Instructions for the task |
Wherever the string "title" turns up in the data, copy the whole line.

Records to process |
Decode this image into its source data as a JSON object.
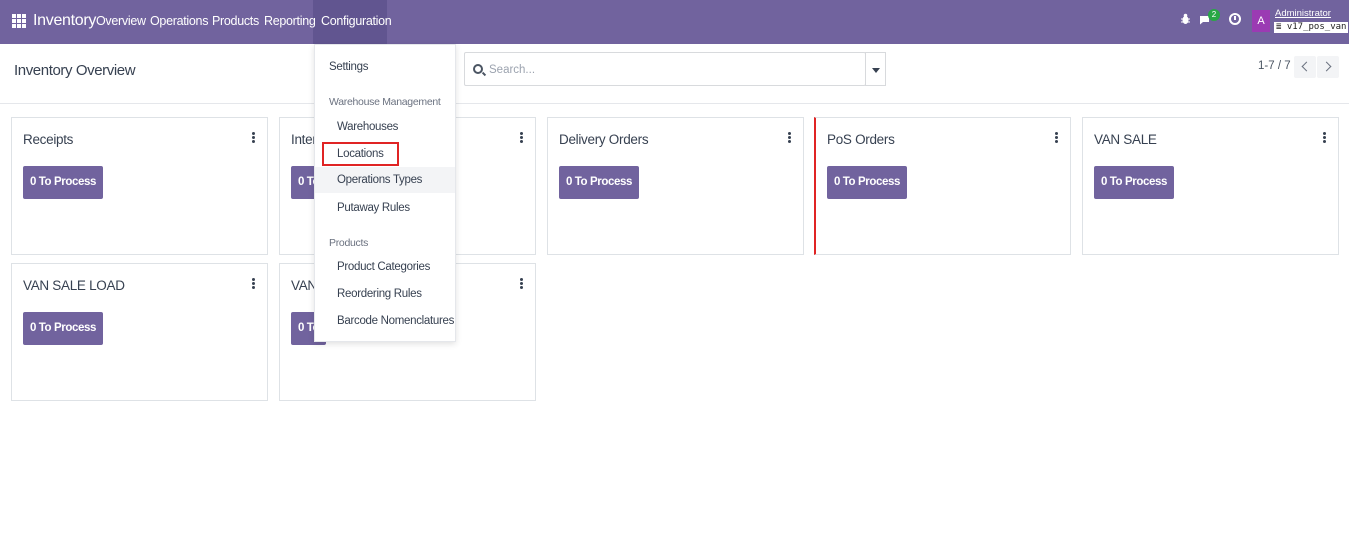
{
  "navbar": {
    "app_name": "Inventory",
    "menu": [
      "Overview",
      "Operations",
      "Products",
      "Reporting",
      "Configuration"
    ],
    "chat_count": "2",
    "avatar_letter": "A",
    "user_name": "Administrator",
    "database": "v17_pos_van",
    "icons": [
      "apps-grid-icon",
      "bug-icon",
      "chat-icon",
      "clock-icon"
    ]
  },
  "control_panel": {
    "title": "Inventory Overview",
    "search_placeholder": "Search...",
    "pager": "1-7 / 7"
  },
  "cards": [
    {
      "title": "Receipts",
      "button": "0 To Process"
    },
    {
      "title": "Inter",
      "button": "0 To"
    },
    {
      "title": "Delivery Orders",
      "button": "0 To Process"
    },
    {
      "title": "PoS Orders",
      "button": "0 To Process"
    },
    {
      "title": "VAN SALE",
      "button": "0 To Process"
    },
    {
      "title": "VAN SALE LOAD",
      "button": "0 To Process"
    },
    {
      "title": "VAN",
      "button": "0 To"
    }
  ],
  "config_menu": {
    "settings": "Settings",
    "warehouse_header": "Warehouse Management",
    "warehouse_items": [
      "Warehouses",
      "Locations",
      "Operations Types",
      "Putaway Rules"
    ],
    "products_header": "Products",
    "products_items": [
      "Product Categories",
      "Reordering Rules",
      "Barcode Nomenclatures"
    ]
  },
  "colors": {
    "brand": "#71639e",
    "highlight": "#e02424",
    "badge": "#28a745"
  }
}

Expected answer |
    "title": "Inventory Overview",
      "title": "Receipts",
      "title": "Inter",
      "title": "Delivery Orders",
      "title": "PoS Orders",
      "title": "VAN SALE",
      "title": "VAN SALE LOAD",
      "title": "VAN",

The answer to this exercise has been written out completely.